Synopses & Reviews
We take it for granted today that babies need love. But less than a century ago, psychologists warned women against showing their children "too much affection"-predicting dire consequences ranging from deadly disease to sexual dysfunction in adulthood. The story of how this conventional wisdom was finally shattered takes us into the life and the laboratory of Harry Harlow-workaholic, alcoholic, brilliant and brave, capable of caustic wit and cruelty-and into an era in which the scientific establishment was just beginning to understand the power of human emotion.
Engrossing. (Washington Post) Beautifully written. (Time) Science history at its best. (John Horgan, author of The End of Science) A gripping biography written with intelligence, warmth, and panache. (Steven Pinker)
An investigation into the life of the renegade psychologist who changed conventional views of human love and affection.
About the Author
Deborah Blum won a Pulitzer Prize in 1992 for her writing and reporting about primate experiments and ethics, a subject that she further explored in her first book, The Monkey Wars.

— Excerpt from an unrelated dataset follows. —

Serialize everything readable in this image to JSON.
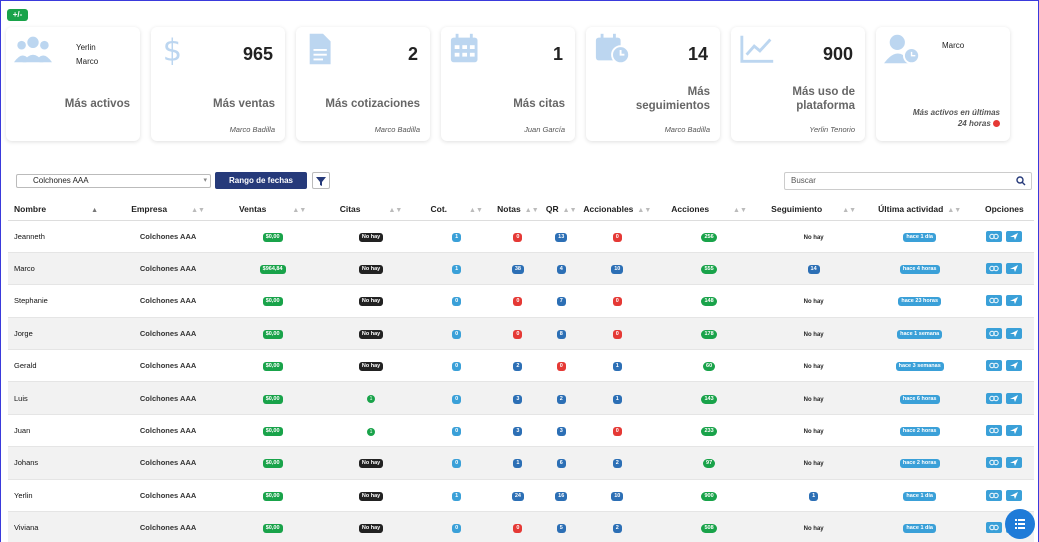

Her second book, Sex on the Brain, was a New York Times Notable Book for 1997. Blum is a professor of journalism at the University of Wisconsin, and president-elect of the National Association of Science Writers.